[App and web page records]
· · · · · · ·

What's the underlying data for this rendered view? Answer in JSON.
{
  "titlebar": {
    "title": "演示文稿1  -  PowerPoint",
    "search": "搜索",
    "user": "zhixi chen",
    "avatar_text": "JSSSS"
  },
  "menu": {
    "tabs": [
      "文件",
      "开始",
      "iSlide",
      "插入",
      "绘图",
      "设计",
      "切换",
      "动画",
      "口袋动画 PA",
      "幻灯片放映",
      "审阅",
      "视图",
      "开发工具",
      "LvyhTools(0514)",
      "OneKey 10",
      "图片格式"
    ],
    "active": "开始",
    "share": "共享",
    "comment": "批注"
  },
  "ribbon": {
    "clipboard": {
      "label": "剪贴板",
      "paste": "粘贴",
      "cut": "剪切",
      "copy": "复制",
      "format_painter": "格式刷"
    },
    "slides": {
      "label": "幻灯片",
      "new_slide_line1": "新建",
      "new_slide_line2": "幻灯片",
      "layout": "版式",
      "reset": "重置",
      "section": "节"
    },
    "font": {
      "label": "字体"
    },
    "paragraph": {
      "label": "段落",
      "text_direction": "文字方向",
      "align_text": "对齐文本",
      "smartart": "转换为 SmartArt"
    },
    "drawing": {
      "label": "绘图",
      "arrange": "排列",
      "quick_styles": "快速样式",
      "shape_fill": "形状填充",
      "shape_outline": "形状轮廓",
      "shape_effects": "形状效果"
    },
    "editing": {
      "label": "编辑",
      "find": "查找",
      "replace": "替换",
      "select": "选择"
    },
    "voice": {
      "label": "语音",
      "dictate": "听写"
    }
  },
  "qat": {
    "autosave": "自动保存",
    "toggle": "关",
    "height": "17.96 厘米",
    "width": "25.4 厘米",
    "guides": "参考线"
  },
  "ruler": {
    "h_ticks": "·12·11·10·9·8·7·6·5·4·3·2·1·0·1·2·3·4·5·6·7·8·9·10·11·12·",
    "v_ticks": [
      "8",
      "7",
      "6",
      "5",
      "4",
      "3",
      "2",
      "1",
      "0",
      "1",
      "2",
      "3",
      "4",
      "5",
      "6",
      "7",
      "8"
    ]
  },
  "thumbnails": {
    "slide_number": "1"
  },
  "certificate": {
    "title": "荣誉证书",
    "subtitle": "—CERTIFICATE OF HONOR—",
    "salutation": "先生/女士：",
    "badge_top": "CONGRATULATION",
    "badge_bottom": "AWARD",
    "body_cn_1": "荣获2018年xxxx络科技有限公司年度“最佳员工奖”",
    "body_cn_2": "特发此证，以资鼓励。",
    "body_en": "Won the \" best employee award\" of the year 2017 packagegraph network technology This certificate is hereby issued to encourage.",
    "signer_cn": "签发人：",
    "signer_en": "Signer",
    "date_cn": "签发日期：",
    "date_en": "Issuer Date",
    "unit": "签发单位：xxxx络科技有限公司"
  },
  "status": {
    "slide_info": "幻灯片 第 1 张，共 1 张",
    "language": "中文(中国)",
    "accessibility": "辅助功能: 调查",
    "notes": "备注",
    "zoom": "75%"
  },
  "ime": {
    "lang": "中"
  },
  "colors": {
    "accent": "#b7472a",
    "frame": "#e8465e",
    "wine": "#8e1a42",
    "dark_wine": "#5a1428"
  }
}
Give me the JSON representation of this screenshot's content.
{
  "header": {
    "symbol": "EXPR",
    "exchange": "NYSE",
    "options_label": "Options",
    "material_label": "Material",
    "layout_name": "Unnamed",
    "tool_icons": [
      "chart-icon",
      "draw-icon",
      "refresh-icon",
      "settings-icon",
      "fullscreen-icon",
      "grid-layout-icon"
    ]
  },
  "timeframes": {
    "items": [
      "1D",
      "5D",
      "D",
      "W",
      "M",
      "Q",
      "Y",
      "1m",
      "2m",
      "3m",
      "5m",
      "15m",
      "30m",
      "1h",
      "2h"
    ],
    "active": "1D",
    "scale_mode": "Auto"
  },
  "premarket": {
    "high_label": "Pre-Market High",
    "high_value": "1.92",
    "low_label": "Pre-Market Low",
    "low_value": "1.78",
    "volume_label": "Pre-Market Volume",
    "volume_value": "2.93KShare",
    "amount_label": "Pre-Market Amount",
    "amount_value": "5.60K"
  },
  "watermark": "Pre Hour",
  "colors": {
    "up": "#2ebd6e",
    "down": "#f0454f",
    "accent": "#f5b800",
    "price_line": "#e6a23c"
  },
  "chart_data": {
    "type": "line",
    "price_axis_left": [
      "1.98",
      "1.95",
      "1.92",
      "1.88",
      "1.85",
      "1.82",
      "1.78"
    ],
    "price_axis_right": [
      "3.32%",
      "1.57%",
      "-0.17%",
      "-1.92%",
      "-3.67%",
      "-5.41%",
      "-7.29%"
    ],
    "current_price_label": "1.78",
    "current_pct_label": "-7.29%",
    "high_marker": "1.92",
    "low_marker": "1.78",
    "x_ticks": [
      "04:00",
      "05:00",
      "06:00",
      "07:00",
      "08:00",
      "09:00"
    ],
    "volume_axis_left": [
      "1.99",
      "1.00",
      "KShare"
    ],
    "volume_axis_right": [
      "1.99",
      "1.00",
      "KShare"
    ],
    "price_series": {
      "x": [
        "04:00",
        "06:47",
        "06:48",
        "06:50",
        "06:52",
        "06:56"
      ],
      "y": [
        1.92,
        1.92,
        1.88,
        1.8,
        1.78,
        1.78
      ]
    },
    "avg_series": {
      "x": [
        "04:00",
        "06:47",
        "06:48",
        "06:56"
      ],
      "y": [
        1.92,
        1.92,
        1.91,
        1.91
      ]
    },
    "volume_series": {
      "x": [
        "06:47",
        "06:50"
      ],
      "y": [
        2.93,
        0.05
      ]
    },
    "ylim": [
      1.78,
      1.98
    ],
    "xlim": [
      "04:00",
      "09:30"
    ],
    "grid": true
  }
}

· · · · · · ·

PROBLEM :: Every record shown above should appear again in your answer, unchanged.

EXERCISE RESULT ::
What's the underlying data for this rendered view? Answer in JSON.
{
  "titlebar": {
    "title": "演示文稿1  -  PowerPoint",
    "search": "搜索",
    "user": "zhixi chen",
    "avatar_text": "JSSSS"
  },
  "menu": {
    "tabs": [
      "文件",
      "开始",
      "iSlide",
      "插入",
      "绘图",
      "设计",
      "切换",
      "动画",
      "口袋动画 PA",
      "幻灯片放映",
      "审阅",
      "视图",
      "开发工具",
      "LvyhTools(0514)",
      "OneKey 10",
      "图片格式"
    ],
    "active": "开始",
    "share": "共享",
    "comment": "批注"
  },
  "ribbon": {
    "clipboard": {
      "label": "剪贴板",
      "paste": "粘贴",
      "cut": "剪切",
      "copy": "复制",
      "format_painter": "格式刷"
    },
    "slides": {
      "label": "幻灯片",
      "new_slide_line1": "新建",
      "new_slide_line2": "幻灯片",
      "layout": "版式",
      "reset": "重置",
      "section": "节"
    },
    "font": {
      "label": "字体"
    },
    "paragraph": {
      "label": "段落",
      "text_direction": "文字方向",
      "align_text": "对齐文本",
      "smartart": "转换为 SmartArt"
    },
    "drawing": {
      "label": "绘图",
      "arrange": "排列",
      "quick_styles": "快速样式",
      "shape_fill": "形状填充",
      "shape_outline": "形状轮廓",
      "shape_effects": "形状效果"
    },
    "editing": {
      "label": "编辑",
      "find": "查找",
      "replace": "替换",
      "select": "选择"
    },
    "voice": {
      "label": "语音",
      "dictate": "听写"
    }
  },
  "qat": {
    "autosave": "自动保存",
    "toggle": "关",
    "height": "17.96 厘米",
    "width": "25.4 厘米",
    "guides": "参考线"
  },
  "ruler": {
    "h_ticks": "·12·11·10·9·8·7·6·5·4·3·2·1·0·1·2·3·4·5·6·7·8·9·10·11·12·",
    "v_ticks": [
      "8",
      "7",
      "6",
      "5",
      "4",
      "3",
      "2",
      "1",
      "0",
      "1",
      "2",
      "3",
      "4",
      "5",
      "6",
      "7",
      "8"
    ]
  },
  "thumbnails": {
    "slide_number": "1"
  },
  "certificate": {
    "title": "荣誉证书",
    "subtitle": "—CERTIFICATE OF HONOR—",
    "salutation": "先生/女士：",
    "badge_top": "CONGRATULATION",
    "badge_bottom": "AWARD",
    "body_cn_1": "荣获2018年xxxx络科技有限公司年度“最佳员工奖”",
    "body_cn_2": "特发此证，以资鼓励。",
    "body_en": "Won the \" best employee award\" of the year 2017 packagegraph network technology This certificate is hereby issued to encourage.",
    "signer_cn": "签发人：",
    "signer_en": "Signer",
    "date_cn": "签发日期：",
    "date_en": "Issuer Date",
    "unit": "签发单位：xxxx络科技有限公司"
  },
  "status": {
    "slide_info": "幻灯片 第 1 张，共 1 张",
    "language": "中文(中国)",
    "accessibility": "辅助功能: 调查",
    "notes": "备注",
    "zoom": "75%"
  },
  "ime": {
    "lang": "中"
  },
  "colors": {
    "accent": "#b7472a",
    "frame": "#e8465e",
    "wine": "#8e1a42",
    "dark_wine": "#5a1428"
  }
}
Give me the JSON representation of this screenshot's content.
{
  "header": {
    "symbol": "EXPR",
    "exchange": "NYSE",
    "options_label": "Options",
    "material_label": "Material",
    "layout_name": "Unnamed",
    "tool_icons": [
      "chart-icon",
      "draw-icon",
      "refresh-icon",
      "settings-icon",
      "fullscreen-icon",
      "grid-layout-icon"
    ]
  },
  "timeframes": {
    "items": [
      "1D",
      "5D",
      "D",
      "W",
      "M",
      "Q",
      "Y",
      "1m",
      "2m",
      "3m",
      "5m",
      "15m",
      "30m",
      "1h",
      "2h"
    ],
    "active": "1D",
    "scale_mode": "Auto"
  },
  "premarket": {
    "high_label": "Pre-Market High",
    "high_value": "1.92",
    "low_label": "Pre-Market Low",
    "low_value": "1.78",
    "volume_label": "Pre-Market Volume",
    "volume_value": "2.93KShare",
    "amount_label": "Pre-Market Amount",
    "amount_value": "5.60K"
  },
  "watermark": "Pre Hour",
  "colors": {
    "up": "#2ebd6e",
    "down": "#f0454f",
    "accent": "#f5b800",
    "price_line": "#e6a23c"
  },
  "chart_data": {
    "type": "line",
    "price_axis_left": [
      "1.98",
      "1.95",
      "1.92",
      "1.88",
      "1.85",
      "1.82",
      "1.78"
    ],
    "price_axis_right": [
      "3.32%",
      "1.57%",
      "-0.17%",
      "-1.92%",
      "-3.67%",
      "-5.41%",
      "-7.29%"
    ],
    "current_price_label": "1.78",
    "current_pct_label": "-7.29%",
    "high_marker": "1.92",
    "low_marker": "1.78",
    "x_ticks": [
      "04:00",
      "05:00",
      "06:00",
      "07:00",
      "08:00",
      "09:00"
    ],
    "volume_axis_left": [
      "1.99",
      "1.00",
      "KShare"
    ],
    "volume_axis_right": [
      "1.99",
      "1.00",
      "KShare"
    ],
    "price_series": {
      "x": [
        "04:00",
        "06:47",
        "06:48",
        "06:50",
        "06:52",
        "06:56"
      ],
      "y": [
        1.92,
        1.92,
        1.88,
        1.8,
        1.78,
        1.78
      ]
    },
    "avg_series": {
      "x": [
        "04:00",
        "06:47",
        "06:48",
        "06:56"
      ],
      "y": [
        1.92,
        1.92,
        1.91,
        1.91
      ]
    },
    "volume_series": {
      "x": [
        "06:47",
        "06:50"
      ],
      "y": [
        2.93,
        0.05
      ]
    },
    "ylim": [
      1.78,
      1.98
    ],
    "xlim": [
      "04:00",
      "09:30"
    ],
    "grid": true
  }
}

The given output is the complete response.